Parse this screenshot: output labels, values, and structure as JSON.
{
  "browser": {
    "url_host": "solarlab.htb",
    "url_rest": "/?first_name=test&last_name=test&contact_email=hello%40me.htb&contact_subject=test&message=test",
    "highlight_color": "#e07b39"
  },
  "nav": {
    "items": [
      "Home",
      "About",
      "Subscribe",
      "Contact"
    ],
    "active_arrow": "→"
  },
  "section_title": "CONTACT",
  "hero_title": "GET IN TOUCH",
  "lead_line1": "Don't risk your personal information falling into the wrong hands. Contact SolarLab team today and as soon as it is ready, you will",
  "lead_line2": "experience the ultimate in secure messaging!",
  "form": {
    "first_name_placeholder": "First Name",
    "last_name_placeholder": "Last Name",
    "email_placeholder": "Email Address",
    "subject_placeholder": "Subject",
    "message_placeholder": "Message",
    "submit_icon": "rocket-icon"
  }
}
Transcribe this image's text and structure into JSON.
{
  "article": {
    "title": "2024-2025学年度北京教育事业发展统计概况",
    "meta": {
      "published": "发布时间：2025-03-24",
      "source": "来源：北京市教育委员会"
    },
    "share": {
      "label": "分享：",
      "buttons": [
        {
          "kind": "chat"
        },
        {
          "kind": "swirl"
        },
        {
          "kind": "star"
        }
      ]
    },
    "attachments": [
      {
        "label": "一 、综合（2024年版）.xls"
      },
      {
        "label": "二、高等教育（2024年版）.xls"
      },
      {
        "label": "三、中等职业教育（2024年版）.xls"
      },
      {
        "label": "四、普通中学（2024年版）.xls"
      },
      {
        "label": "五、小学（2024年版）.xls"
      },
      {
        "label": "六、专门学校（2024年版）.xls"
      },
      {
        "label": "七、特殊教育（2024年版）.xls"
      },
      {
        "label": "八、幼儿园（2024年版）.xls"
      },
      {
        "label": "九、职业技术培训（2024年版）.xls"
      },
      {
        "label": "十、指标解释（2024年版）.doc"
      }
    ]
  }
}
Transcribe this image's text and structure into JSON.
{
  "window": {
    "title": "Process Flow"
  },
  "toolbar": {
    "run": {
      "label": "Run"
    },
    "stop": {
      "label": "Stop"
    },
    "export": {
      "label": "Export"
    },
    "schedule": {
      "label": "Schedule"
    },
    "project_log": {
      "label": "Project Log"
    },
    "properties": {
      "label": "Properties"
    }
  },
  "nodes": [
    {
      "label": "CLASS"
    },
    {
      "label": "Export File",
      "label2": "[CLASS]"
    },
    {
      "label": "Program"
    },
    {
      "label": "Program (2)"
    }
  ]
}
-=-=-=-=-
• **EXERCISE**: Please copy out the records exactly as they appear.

• **EXPECTED OUTPUT**:
Parse this screenshot: output labels, values, and structure as JSON.
{
  "browser": {
    "url_host": "solarlab.htb",
    "url_rest": "/?first_name=test&last_name=test&contact_email=hello%40me.htb&contact_subject=test&message=test",
    "highlight_color": "#e07b39"
  },
  "nav": {
    "items": [
      "Home",
      "About",
      "Subscribe",
      "Contact"
    ],
    "active_arrow": "→"
  },
  "section_title": "CONTACT",
  "hero_title": "GET IN TOUCH",
  "lead_line1": "Don't risk your personal information falling into the wrong hands. Contact SolarLab team today and as soon as it is ready, you will",
  "lead_line2": "experience the ultimate in secure messaging!",
  "form": {
    "first_name_placeholder": "First Name",
    "last_name_placeholder": "Last Name",
    "email_placeholder": "Email Address",
    "subject_placeholder": "Subject",
    "message_placeholder": "Message",
    "submit_icon": "rocket-icon"
  }
}
Transcribe this image's text and structure into JSON.
{
  "article": {
    "title": "2024-2025学年度北京教育事业发展统计概况",
    "meta": {
      "published": "发布时间：2025-03-24",
      "source": "来源：北京市教育委员会"
    },
    "share": {
      "label": "分享：",
      "buttons": [
        {
          "kind": "chat"
        },
        {
          "kind": "swirl"
        },
        {
          "kind": "star"
        }
      ]
    },
    "attachments": [
      {
        "label": "一 、综合（2024年版）.xls"
      },
      {
        "label": "二、高等教育（2024年版）.xls"
      },
      {
        "label": "三、中等职业教育（2024年版）.xls"
      },
      {
        "label": "四、普通中学（2024年版）.xls"
      },
      {
        "label": "五、小学（2024年版）.xls"
      },
      {
        "label": "六、专门学校（2024年版）.xls"
      },
      {
        "label": "七、特殊教育（2024年版）.xls"
      },
      {
        "label": "八、幼儿园（2024年版）.xls"
      },
      {
        "label": "九、职业技术培训（2024年版）.xls"
      },
      {
        "label": "十、指标解释（2024年版）.doc"
      }
    ]
  }
}
Transcribe this image's text and structure into JSON.
{
  "window": {
    "title": "Process Flow"
  },
  "toolbar": {
    "run": {
      "label": "Run"
    },
    "stop": {
      "label": "Stop"
    },
    "export": {
      "label": "Export"
    },
    "schedule": {
      "label": "Schedule"
    },
    "project_log": {
      "label": "Project Log"
    },
    "properties": {
      "label": "Properties"
    }
  },
  "nodes": [
    {
      "label": "CLASS"
    },
    {
      "label": "Export File",
      "label2": "[CLASS]"
    },
    {
      "label": "Program"
    },
    {
      "label": "Program (2)"
    }
  ]
}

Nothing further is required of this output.